Segments in Big Data
Big Data marketplace is made up of multiple segments… Data Sciences -> Mathematical Techniques -> Computing Tools -> Vertical/Horizontal Analytics… so getting an accurate market size number is an approximation at best given the fluidity of vendors, categories and birth/death of firms.
Players in Big Data
Source: Big Data Universe v3.. Matt Turck, Sutian Dong & FirstMark Capital
“It took 50 years for organizations to fully leverage transactions systems, so it will time to realize significant value from knowledge, information and data.” — Peter Drucker
I believe that spending around Digital Customer and Digital Transformation is going to explode in the next 5 years as companies race to catchup or watch the business decline. Analytics in the consumer segment will be highly disruptive to some industries, affecting not only revenue and cost structures but also shaking up the core business and operating models.
Just look at this chart from Oracle.
Advice to Entrepreneurs or Managers — Market Size and Opportunity is proportional to the value at stake

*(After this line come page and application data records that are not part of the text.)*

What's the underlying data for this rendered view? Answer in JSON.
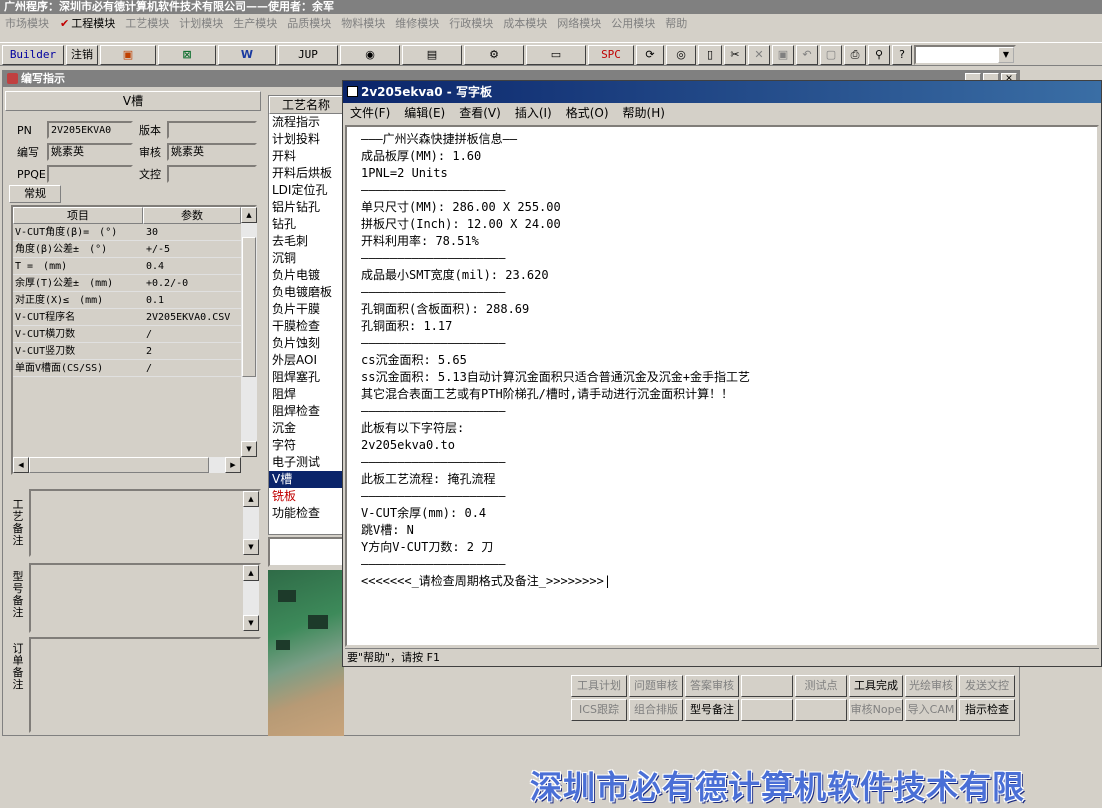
{
  "app": {
    "title": "广州程序：深圳市必有德计算机软件技术有限公司——使用者：余军"
  },
  "menubar": [
    "市场模块",
    "工程模块",
    "工艺模块",
    "计划模块",
    "生产模块",
    "品质模块",
    "物料模块",
    "维修模块",
    "行政模块",
    "成本模块",
    "网络模块",
    "公用模块",
    "帮助"
  ],
  "toolbar": {
    "builder": "Builder",
    "logout": "注销",
    "jup": "JUP",
    "spc": "SPC"
  },
  "subwindow": {
    "title": "编写指示",
    "section": "V槽",
    "pn_label": "PN",
    "pn_value": "2V205EKVA0",
    "version_label": "版本",
    "version_value": "",
    "writer_label": "编写",
    "writer_value": "姚素英",
    "review_label": "审核",
    "review_value": "姚素英",
    "ppqe_label": "PPQE",
    "ppqe_value": "",
    "doc_control_label": "文控",
    "doc_control_value": "",
    "tab": "常规",
    "grid_headers": [
      "项目",
      "参数"
    ],
    "grid_rows": [
      [
        "V-CUT角度(β)=　(°)",
        "30"
      ],
      [
        "角度(β)公差±　(°)",
        "+/-5"
      ],
      [
        "T =　(mm)",
        "0.4"
      ],
      [
        "余厚(T)公差±　(mm)",
        "+0.2/-0"
      ],
      [
        "对正度(X)≤　(mm)",
        "0.1"
      ],
      [
        "V-CUT程序名",
        "2V205EKVA0.CSV"
      ],
      [
        "V-CUT横刀数",
        "/"
      ],
      [
        "V-CUT竖刀数",
        "2"
      ],
      [
        "单面V槽面(CS/SS)",
        "/"
      ]
    ],
    "remark_labels": [
      "工艺备注",
      "型号备注",
      "订单备注"
    ]
  },
  "process": {
    "header": "工艺名称",
    "items": [
      "流程指示",
      "计划投料",
      "开料",
      "开料后烘板",
      "LDI定位孔",
      "铝片钻孔",
      "钻孔",
      "去毛刺",
      "沉铜",
      "负片电镀",
      "负电镀磨板",
      "负片干膜",
      "干膜检查",
      "负片蚀刻",
      "外层AOI",
      "阻焊塞孔",
      "阻焊",
      "阻焊检查",
      "沉金",
      "字符",
      "电子测试",
      "V槽",
      "铣板",
      "功能检查"
    ],
    "selected": "V槽",
    "red": "铣板"
  },
  "wordpad": {
    "title": "2v205ekva0 - 写字板",
    "menu": [
      "文件(F)",
      "编辑(E)",
      "查看(V)",
      "插入(I)",
      "格式(O)",
      "帮助(H)"
    ],
    "lines": [
      "———广州兴森快捷拼板信息——",
      "成品板厚(MM): 1.60",
      "1PNL=2 Units",
      "————————————————————",
      "单只尺寸(MM): 286.00 X 255.00",
      "拼板尺寸(Inch): 12.00 X 24.00",
      "开料利用率: 78.51%",
      "————————————————————",
      "成品最小SMT宽度(mil): 23.620",
      "————————————————————",
      "孔铜面积(含板面积): 288.69",
      "孔铜面积: 1.17",
      "————————————————————",
      "cs沉金面积: 5.65",
      "ss沉金面积: 5.13自动计算沉金面积只适合普通沉金及沉金+金手指工艺",
      "其它混合表面工艺或有PTH阶梯孔/槽时,请手动进行沉金面积计算！！",
      "————————————————————",
      "此板有以下字符层:",
      "2v205ekva0.to",
      "————————————————————",
      "此板工艺流程: 掩孔流程",
      "————————————————————",
      "V-CUT余厚(mm): 0.4",
      "跳V槽: N",
      "Y方向V-CUT刀数: 2 刀",
      "————————————————————",
      "<<<<<<<_请检查周期格式及备注_>>>>>>>>|"
    ],
    "status": "要\"帮助\"，请按 F1"
  },
  "bottom_buttons": {
    "row1": [
      "工具计划",
      "问题审核",
      "答案审核",
      "",
      "测试点",
      "工具完成",
      "光绘审核",
      "发送文控"
    ],
    "row2": [
      "ICS跟踪",
      "组合排版",
      "型号备注",
      "",
      "",
      "审核Nope",
      "导入CAM",
      "指示检查"
    ]
  },
  "banner": "深圳市必有德计算机软件技术有限"
}
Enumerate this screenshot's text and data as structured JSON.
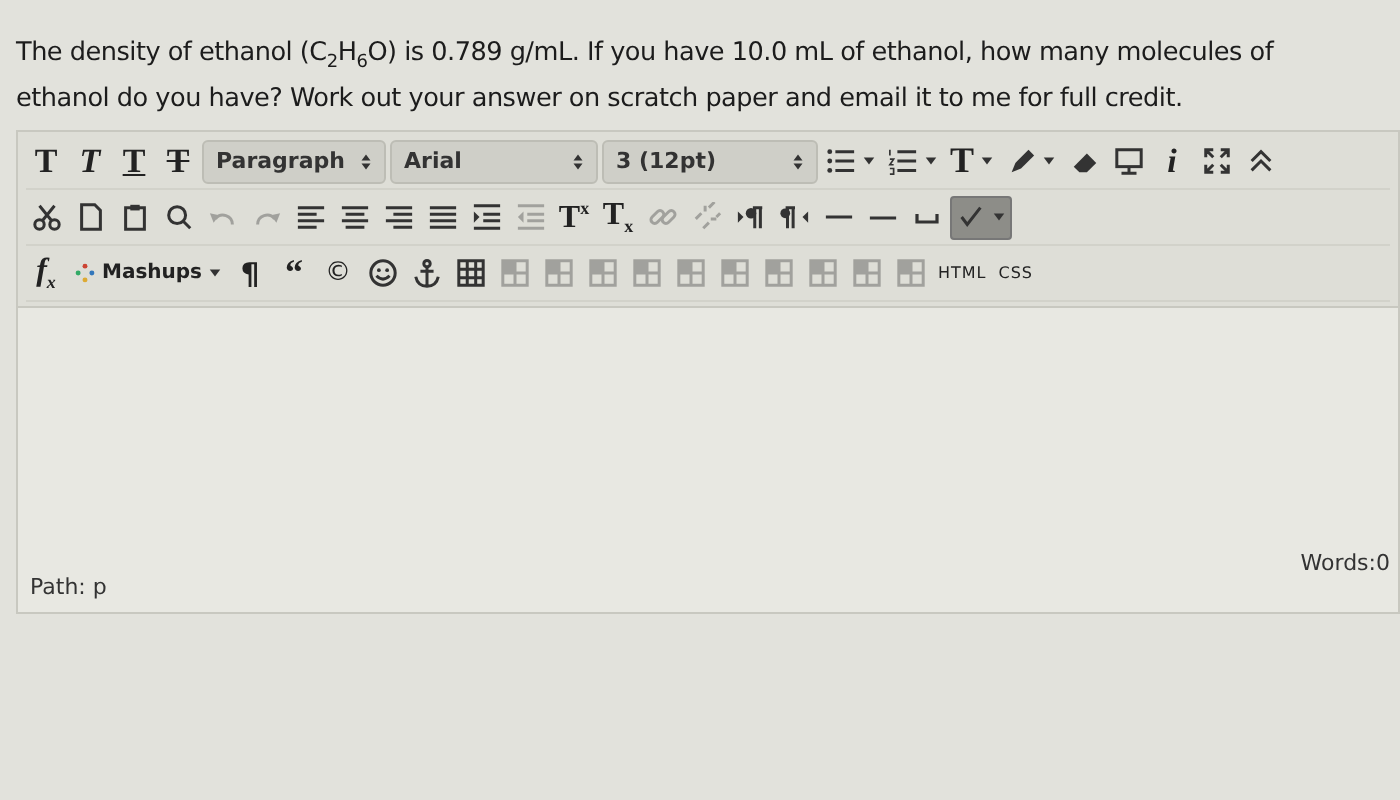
{
  "question": {
    "text": "The density of ethanol (C$_{2}$H$_{6}$O) is 0.789 g/mL.  If you have 10.0 mL of ethanol, how many molecules of ethanol do you have?  Work out your answer on scratch paper and email it to me for full credit."
  },
  "toolbar": {
    "rows": [
      {
        "items": [
          {
            "kind": "bold",
            "label": "T",
            "disabled": false,
            "menu": false
          },
          {
            "kind": "italic",
            "label": "T",
            "disabled": false,
            "menu": false
          },
          {
            "kind": "underline",
            "label": "T",
            "disabled": false,
            "menu": false
          },
          {
            "kind": "strikethrough",
            "label": "T",
            "disabled": false,
            "menu": false
          },
          {
            "kind": "select",
            "label": "Paragraph",
            "disabled": false,
            "menu": false
          },
          {
            "kind": "select",
            "label": "Arial",
            "disabled": false,
            "menu": false
          },
          {
            "kind": "select",
            "label": "3 (12pt)",
            "disabled": false,
            "menu": false
          },
          {
            "kind": "bullet-list",
            "disabled": false,
            "menu": true
          },
          {
            "kind": "numbered-list",
            "disabled": false,
            "menu": true
          },
          {
            "kind": "text-color",
            "label": "T",
            "disabled": false,
            "menu": true
          },
          {
            "kind": "highlighter",
            "disabled": false,
            "menu": true
          },
          {
            "kind": "eraser",
            "disabled": false,
            "menu": false
          },
          {
            "kind": "monitor",
            "disabled": false,
            "menu": false
          },
          {
            "kind": "info",
            "label": "i",
            "disabled": false,
            "menu": false
          },
          {
            "kind": "fullscreen",
            "disabled": false,
            "menu": false
          },
          {
            "kind": "collapse",
            "disabled": false,
            "menu": false
          }
        ]
      },
      {
        "items": [
          {
            "kind": "scissors",
            "disabled": false,
            "menu": false
          },
          {
            "kind": "page",
            "disabled": false,
            "menu": false
          },
          {
            "kind": "clipboard",
            "disabled": false,
            "menu": false
          },
          {
            "kind": "search",
            "disabled": false,
            "menu": false
          },
          {
            "kind": "undo",
            "disabled": true,
            "menu": false
          },
          {
            "kind": "redo",
            "disabled": true,
            "menu": false
          },
          {
            "kind": "align-left",
            "disabled": false,
            "menu": false
          },
          {
            "kind": "align-center",
            "disabled": false,
            "menu": false
          },
          {
            "kind": "align-right",
            "disabled": false,
            "menu": false
          },
          {
            "kind": "align-justify",
            "disabled": false,
            "menu": false
          },
          {
            "kind": "indent",
            "disabled": false,
            "menu": false
          },
          {
            "kind": "outdent",
            "disabled": true,
            "menu": false
          },
          {
            "kind": "superscript",
            "label": "T$^{x}$",
            "disabled": false,
            "menu": false
          },
          {
            "kind": "subscript",
            "label": "T$_{x}$",
            "disabled": false,
            "menu": false
          },
          {
            "kind": "link",
            "disabled": true,
            "menu": false
          },
          {
            "kind": "unlink",
            "disabled": true,
            "menu": false
          },
          {
            "kind": "ltr",
            "disabled": false,
            "menu": false
          },
          {
            "kind": "rtl",
            "disabled": false,
            "menu": false
          },
          {
            "kind": "rule-thin",
            "disabled": false,
            "menu": false
          },
          {
            "kind": "rule-thick",
            "disabled": false,
            "menu": false
          },
          {
            "kind": "space",
            "disabled": false,
            "menu": false
          },
          {
            "kind": "spellcheck",
            "disabled": false,
            "menu": true,
            "selected": true
          }
        ]
      },
      {
        "items": [
          {
            "kind": "formula",
            "label": "f$_{x}$",
            "disabled": false,
            "menu": false
          },
          {
            "kind": "mashups",
            "label": "Mashups",
            "disabled": false,
            "menu": true
          },
          {
            "kind": "pilcrow",
            "label": "¶",
            "disabled": false,
            "menu": false
          },
          {
            "kind": "quote",
            "label": "“",
            "disabled": false,
            "menu": false
          },
          {
            "kind": "copyright",
            "label": "©",
            "disabled": false,
            "menu": false
          },
          {
            "kind": "smiley",
            "disabled": false,
            "menu": false
          },
          {
            "kind": "anchor",
            "disabled": false,
            "menu": false
          },
          {
            "kind": "table",
            "disabled": false,
            "menu": false
          },
          {
            "kind": "table-cell",
            "disabled": true,
            "menu": false
          },
          {
            "kind": "table-cell",
            "disabled": true,
            "menu": false
          },
          {
            "kind": "table-cell",
            "disabled": true,
            "menu": false
          },
          {
            "kind": "table-cell",
            "disabled": true,
            "menu": false
          },
          {
            "kind": "table-cell",
            "disabled": true,
            "menu": false
          },
          {
            "kind": "table-cell",
            "disabled": true,
            "menu": false
          },
          {
            "kind": "table-cell",
            "disabled": true,
            "menu": false
          },
          {
            "kind": "table-cell",
            "disabled": true,
            "menu": false
          },
          {
            "kind": "table-cell",
            "disabled": true,
            "menu": false
          },
          {
            "kind": "table-cell",
            "disabled": true,
            "menu": false
          },
          {
            "kind": "code",
            "label": "HTML",
            "disabled": false,
            "menu": false
          },
          {
            "kind": "code",
            "label": "CSS",
            "disabled": false,
            "menu": false
          }
        ]
      }
    ]
  },
  "status_bar": {
    "path": "Path: p",
    "words": "Words:0"
  }
}
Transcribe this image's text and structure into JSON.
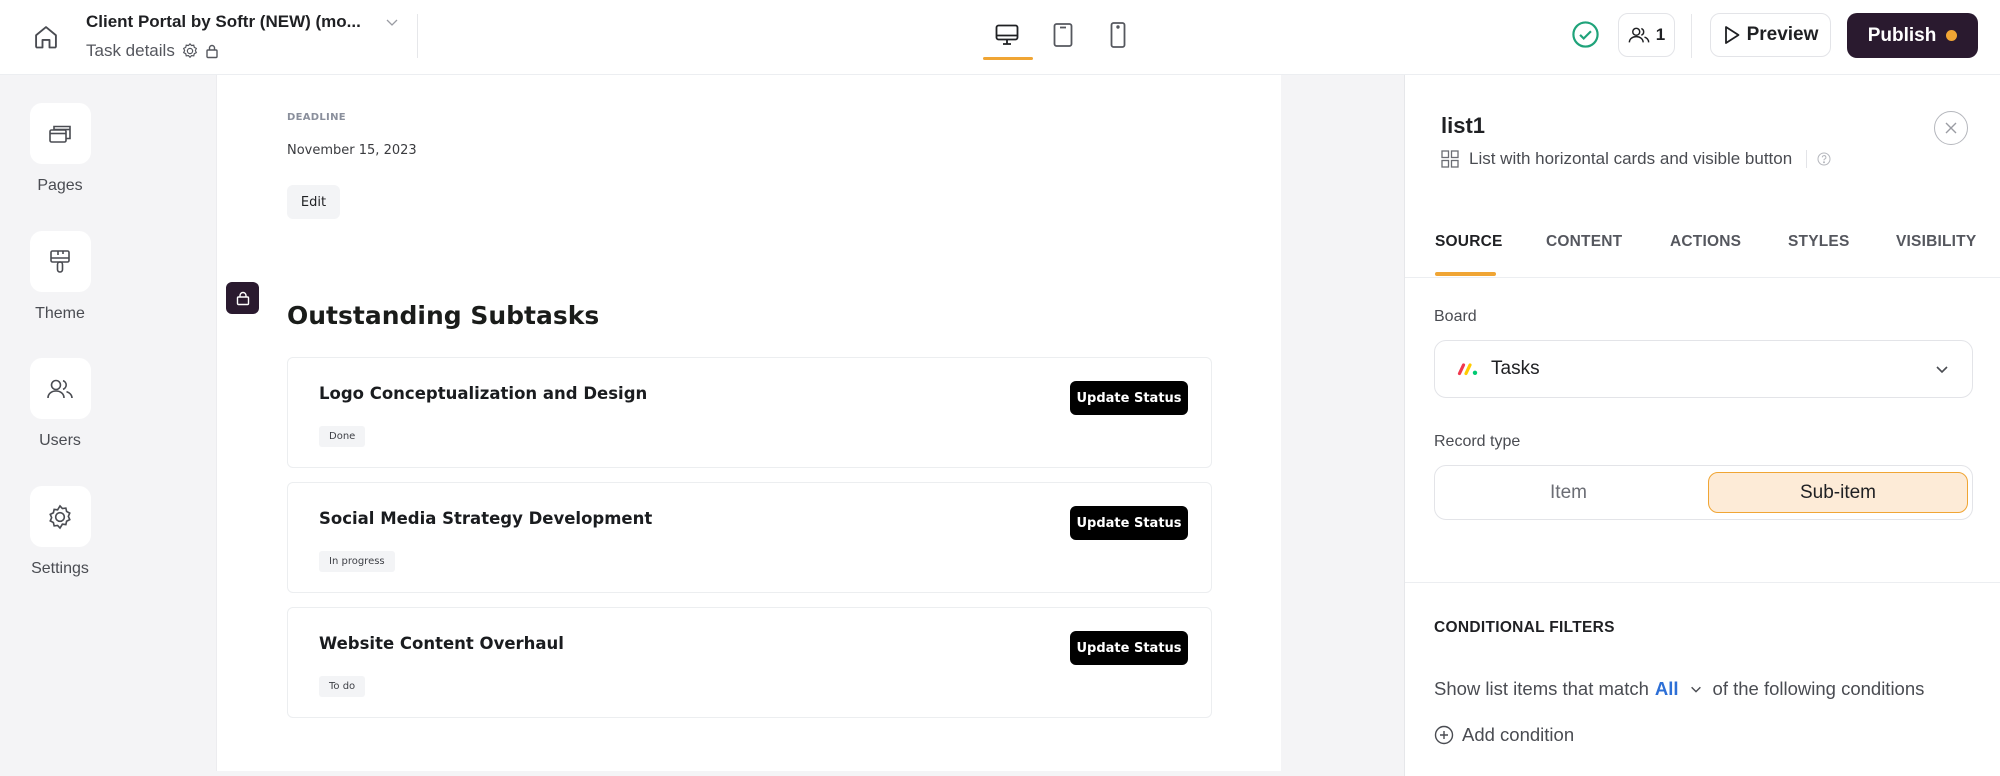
{
  "topbar": {
    "app_title": "Client Portal by Softr (NEW) (mo...",
    "page_name": "Task details",
    "devices": [
      {
        "name": "desktop",
        "active": true
      },
      {
        "name": "tablet",
        "active": false
      },
      {
        "name": "mobile",
        "active": false
      }
    ],
    "collaborators_count": "1",
    "preview_label": "Preview",
    "publish_label": "Publish",
    "colors": {
      "accent": "#f0a534",
      "publish_bg": "#2a1a2f",
      "status_ok": "#1fa37a"
    }
  },
  "sidebar": {
    "items": [
      {
        "label": "Pages",
        "icon": "pages-icon"
      },
      {
        "label": "Theme",
        "icon": "paint-roller-icon"
      },
      {
        "label": "Users",
        "icon": "users-icon"
      },
      {
        "label": "Settings",
        "icon": "gear-icon"
      }
    ]
  },
  "canvas": {
    "deadline_label": "DEADLINE",
    "deadline_value": "November 15, 2023",
    "edit_label": "Edit",
    "section_title": "Outstanding Subtasks",
    "subtasks": [
      {
        "title": "Logo Conceptualization and Design",
        "status": "Done",
        "button": "Update Status"
      },
      {
        "title": "Social Media Strategy Development",
        "status": "In progress",
        "button": "Update Status"
      },
      {
        "title": "Website Content Overhaul",
        "status": "To do",
        "button": "Update Status"
      }
    ]
  },
  "panel": {
    "block_name": "list1",
    "block_type": "List with horizontal cards and visible button",
    "tabs": [
      "SOURCE",
      "CONTENT",
      "ACTIONS",
      "STYLES",
      "VISIBILITY"
    ],
    "active_tab": "SOURCE",
    "board_label": "Board",
    "board_value": "Tasks",
    "record_type_label": "Record type",
    "record_type_options": [
      "Item",
      "Sub-item"
    ],
    "record_type_selected": "Sub-item",
    "conditional_filters_title": "CONDITIONAL FILTERS",
    "filter_prefix": "Show list items that match",
    "filter_match": "All",
    "filter_suffix": "of the following conditions",
    "add_condition_label": "Add condition"
  }
}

The clear message from my work is that companies need to fully embrace data and analytics but should do so in line with their own unique opportunity. Why build a new analytical platform if more targeted data improvements will suffice? Conversely, why dabble with small-ticket data experiments when the analytics based value creation can radically transform your bottom line? To assess and act on the data, information management and analytics transformation opportunity, we recommend four steps.
- Estimate the value at stake. Companies need to get a clear handle on the top-line and cost-reduction opportunities available to them.
- Prioritize. Most organizations don’t have the ability, resources, or risk tolerance to execute on more than two or three big opportunities at any one time. Be selective. Figure out what areas are likely to deliver the greatest return on investment and the best customer outcomes and start there.
- Take an end-to-end view. One financial-services firm built a world-class analytics driven recommendation model but failed to update the legacy Siebel CRM and paper-based processes that supported it—processes that were manual and prone to error. That false veneer of speed and efficiency eroded trust and turned off customers. The moral? Although it may seem counterintuitive, over-investment in a slick analytically driven front end that is not matched with the corresponding high-quality data or data integration that customers now expect may actually lead to increased customer frustration.
- Align the business portfolio accordingly. In the long run, some lines of business will simply be destroyed by predictive or prescriptive analytics. Hanging onto old ways and tweaking them is futile. Companies need to act purposefully and divest where it makes sense, identifying what holdings are likely to be cannibalized or likely to underperform in the new environment and sloughing them off. Conversely, some areas will clearly need new capabilities and assets, which companies often do not have the luxury to build up slowly or organically over time.
The pace of change will also depend on Regulated vs. Unregulated market dynamics. Unregulated markets tend to change and evolve faster than Regulated markets.
One thing is certain… technology driven change is relentless. Faster, better, cheaper will happen whether we like it or not.
- The facts behind the hype: What the Gartner big data 2013 report means for the industry (itproportal.com)
- Big Data Will Anchor The Next Revolution In The Mobile Industry (businessinsider.com)
- Big data and analytics: You don’t want one without the other (itworldcanada.com)